Oral History Interview with Anne Queen, April 30, 1976. Interview G-0049-1. Southern Oral History Program Collection (#4007) in the Southern Oral History Program Collection, Southern Historical Collection, Wilson Library, University of North Carolina at Chapel Hill.

Full Text of the Excerpt

There is one other experience that I had at Georgia that I failed to comment on and I would like to do so just briefly because it is related to some people who have made a great contribution to change in the South. It was an experience that I had with Morris Abrams and Mrs. Tilley, Mrs. M.E. Tilley. That was back in the days when we had a kind of Celebration of Brotherhood Sunday or Brotherhood Week. The University of Georgia Religious Association had a program on brotherhood. We invited to the campus Mrs. Tilley, Morris Abrams, who was, you know, who challenged the county unit system. He was a graduate of the University of Georgia and went on to be a Rhodes Scholar from Georgia. He was from Fayetteville, Georgia, a very provincial area.
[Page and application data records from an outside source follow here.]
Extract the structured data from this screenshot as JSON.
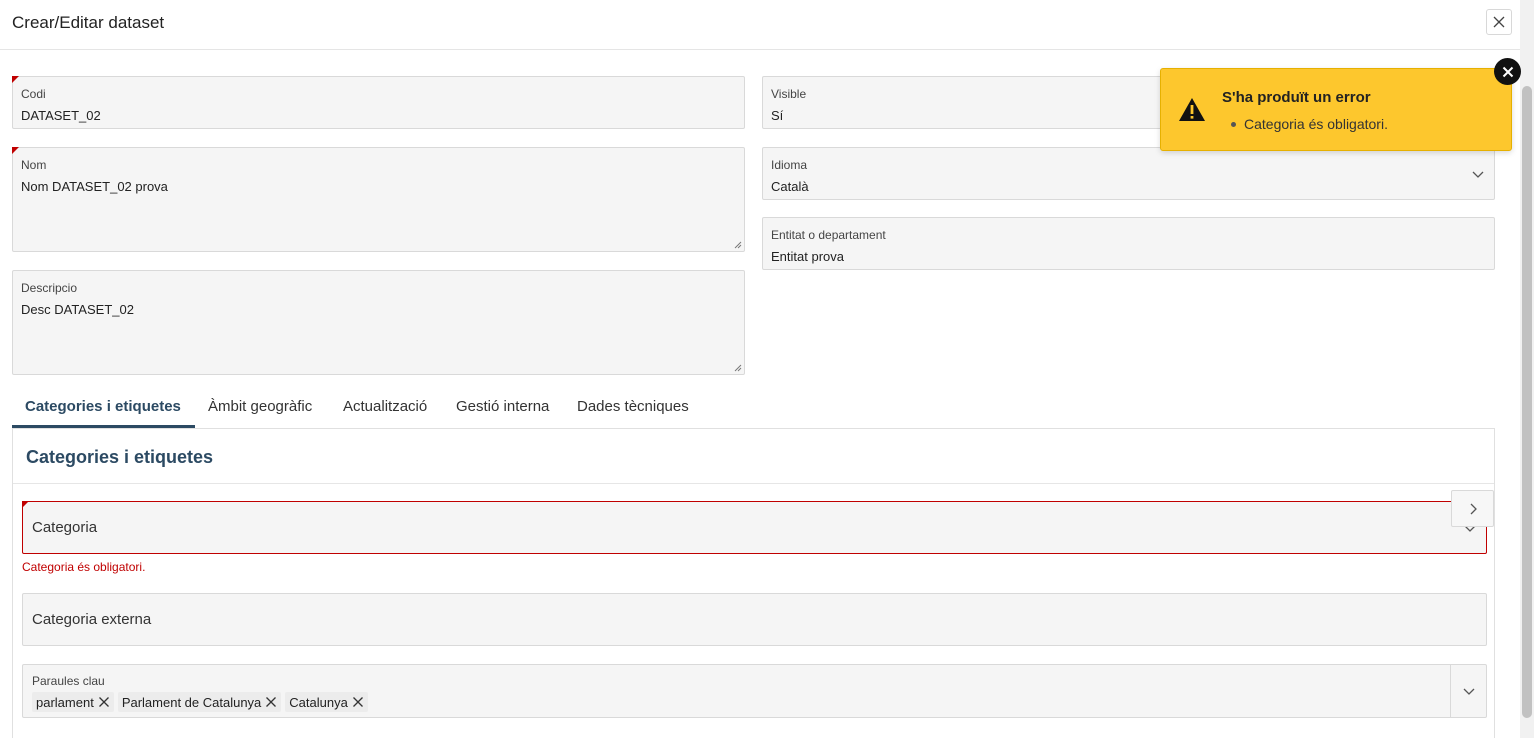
{
  "dialog": {
    "title": "Crear/Editar dataset"
  },
  "fields": {
    "codi": {
      "label": "Codi",
      "value": "DATASET_02"
    },
    "nom": {
      "label": "Nom",
      "value": "Nom DATASET_02 prova"
    },
    "descripcio": {
      "label": "Descripcio",
      "value": "Desc DATASET_02"
    },
    "visible": {
      "label": "Visible",
      "value": "Sí"
    },
    "idioma": {
      "label": "Idioma",
      "value": "Català"
    },
    "entitat": {
      "label": "Entitat o departament",
      "value": "Entitat prova"
    }
  },
  "tabs": [
    {
      "label": "Categories i etiquetes"
    },
    {
      "label": "Àmbit geogràfic"
    },
    {
      "label": "Actualització"
    },
    {
      "label": "Gestió interna"
    },
    {
      "label": "Dades tècniques"
    }
  ],
  "panel": {
    "heading": "Categories i etiquetes",
    "categoria": {
      "placeholder": "Categoria",
      "error": "Categoria és obligatori."
    },
    "categoria_externa": {
      "placeholder": "Categoria externa"
    },
    "paraules_clau": {
      "label": "Paraules clau",
      "tags": [
        "parlament",
        "Parlament de Catalunya",
        "Catalunya"
      ]
    }
  },
  "toast": {
    "title": "S'ha produït un error",
    "message": "Categoria és obligatori.",
    "color": "#fdc72d"
  },
  "colors": {
    "accent": "#2c4a63",
    "error": "#c00000"
  }
}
You know, he was on television with Eli Evans about a year ago, and he talked about his life as a Jew, coming from this small town in south Georgia. Well, he had really become one of the shining lights in Atlanta and all over Georgia, as a matter of fact. We had Morris Abrams, Mrs. Tilley and a Catholic lawyer, a Catholic, a Protestant and a Jew. This created a kind of stir in Athens and the KA's again, if you can believe it, they were more conservative than the KA's here and their high priest was really Robert E. Lee, the flag flying . They raised quite a fuss about this. It was Mrs. Tilley that really touched something in them and they referred to her as "that damned old civil rights woman," and said that they were going to throw rotten eggs at her. But they didn't do this. I remember that I had a little gathering for the three speakers and some students at my apartment that night and I'll never forget the great tribute that Morris Abrams paid to Mrs. Tilley. She reminded him of a woman in one of Faulkner's novels. You remember the woman who sat at the door of the jail and knitted and kept the angry mob from getting a Negro that was there and hanging him. So, I remember that and then of course, it brings back memories of not only Mrs. Tilley, but Mrs. Ames and the fellowship of the concerned women throughout the South who did an enormous amount of work to prevent lynching in the South.
JOSEPH HERZENBERG:
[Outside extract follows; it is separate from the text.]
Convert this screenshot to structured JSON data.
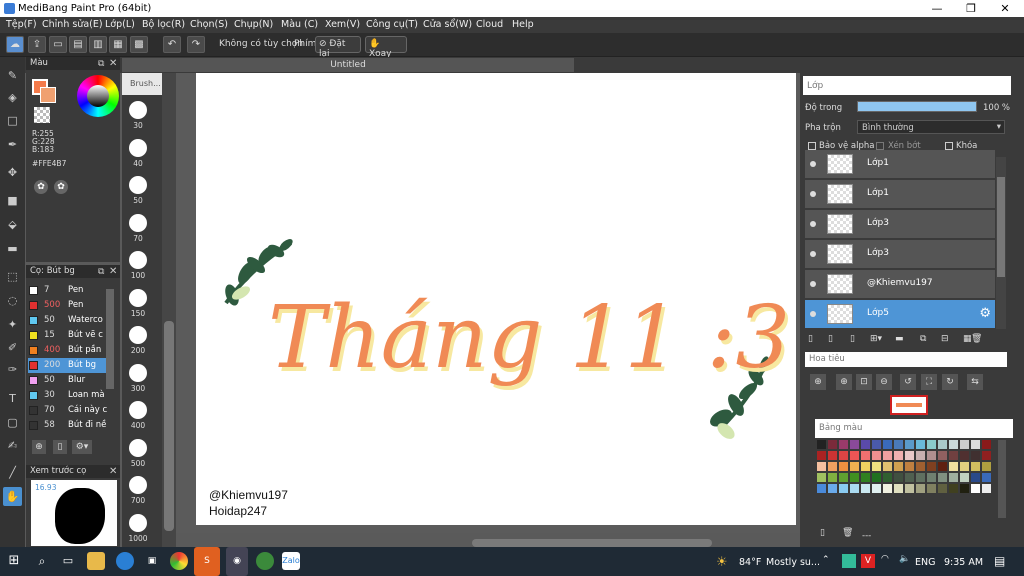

Was Mrs. Tilley …the woman in the Faulkner novel, Intruder in the Dust was a frail …
ANNE QUEEN:
She was a very frail woman and very petite, looked Old South in many ways, just a lovely woman. She had many of the qualities that Mrs. Roosevelt had. I remember saying to her, "Oh, Mrs. Tilley, your husband must be very proud of you." She said, "Oh no, it's the other way around. I am very proud of my husband." Well, those were great women. Now, since Jackie Hall did her dissertation on Mrs. Ames, I'll tell you a nice story that George Mitchell, who was head of the Southern Regional Council, told me. Once, there was an angry mob in Mississippi going to get a black and take him out and lynch him and Mrs. Ames organized a group of women in the county. They circulated a petition, having women sign a petition which stated, "We do not wish any angry mob to protect our womanhood," because she had gone to the county sheriff and said, "Why do you allow this to happen?" and he had said, "Oh, Mrs. Ames, you don't understand. We are doing this to protect Southern white womanhood." So, she drew up a petition and had every woman that she could find sign it, saying "we want no one to protect our womanhood but duly elected officials. We won't no angry mob." Those were great, daring women and I look forward to reading Jackie's dissertation on Mrs. Ames. As a Southern woman, I'm very fond of these women.